In an article published recently in the scientific journal Tissue Engineering, the research group headed by Prof. Marcelle Machluf of the Faculty of Biotechnology and Food Engineering focused on the development of optimal decellularization processes for porcine myocardial slabs with physiological thickness. This development places special emphasis on the isolation of a matrix that is as clean as possible from cellular components that could provoke immunological rejection, while retaining its inherent vasculature, for the purpose of dynamic feeding currently being studied in Prof. Machluf's lab.
This research was financed by the Office of the Chief Scientist and was conducted in cooperation with Singapore's research agency.

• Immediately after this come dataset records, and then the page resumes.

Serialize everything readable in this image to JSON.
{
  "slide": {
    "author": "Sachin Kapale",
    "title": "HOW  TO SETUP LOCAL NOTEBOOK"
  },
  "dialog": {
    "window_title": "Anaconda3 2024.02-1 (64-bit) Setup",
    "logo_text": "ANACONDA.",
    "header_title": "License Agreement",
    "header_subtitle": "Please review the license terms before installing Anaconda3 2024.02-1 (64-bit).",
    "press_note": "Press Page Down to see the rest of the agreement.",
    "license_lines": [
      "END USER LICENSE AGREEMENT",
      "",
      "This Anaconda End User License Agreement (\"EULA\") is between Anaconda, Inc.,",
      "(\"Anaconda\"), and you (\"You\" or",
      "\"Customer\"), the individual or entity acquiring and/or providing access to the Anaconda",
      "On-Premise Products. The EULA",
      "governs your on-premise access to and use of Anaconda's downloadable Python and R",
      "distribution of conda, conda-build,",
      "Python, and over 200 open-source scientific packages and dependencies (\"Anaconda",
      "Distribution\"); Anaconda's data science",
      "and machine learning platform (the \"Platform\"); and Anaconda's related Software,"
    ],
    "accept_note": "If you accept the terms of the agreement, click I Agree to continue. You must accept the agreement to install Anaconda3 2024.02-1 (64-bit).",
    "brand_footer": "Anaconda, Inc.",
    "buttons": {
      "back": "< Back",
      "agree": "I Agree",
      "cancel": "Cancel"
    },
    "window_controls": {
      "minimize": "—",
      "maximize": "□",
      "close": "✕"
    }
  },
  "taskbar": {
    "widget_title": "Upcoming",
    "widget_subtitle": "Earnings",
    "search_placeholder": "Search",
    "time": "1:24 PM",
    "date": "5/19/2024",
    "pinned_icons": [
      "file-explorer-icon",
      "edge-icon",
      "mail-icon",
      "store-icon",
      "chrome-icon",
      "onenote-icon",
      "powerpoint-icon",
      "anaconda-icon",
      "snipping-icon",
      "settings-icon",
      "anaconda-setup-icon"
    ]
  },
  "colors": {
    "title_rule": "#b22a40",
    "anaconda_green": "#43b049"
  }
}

The characterization of the decellularization process developed and reported in this work has led to the creation of a thick, complex scaffold which supports human stem cells and comprises extracellular proteins. This product does not provoke a response from cells of the immune systems, and preserves the ultra-structural characteristics of the extracellular matrix in the natural tissue, as well as its inherent vasculature. Additional tests were carried out to demonstrate the ability of the produced scaffold to support the growth of human cells under static and dynamic conditions while relying on the function of the vasculature it retains. These scaffolds, when seeded in the appropriate cells, could serve as laboratory platforms that mimic the myocardium for research purposes, as models for the extracellular matrix in humans, and as future implants for treatment of myocardial infarction.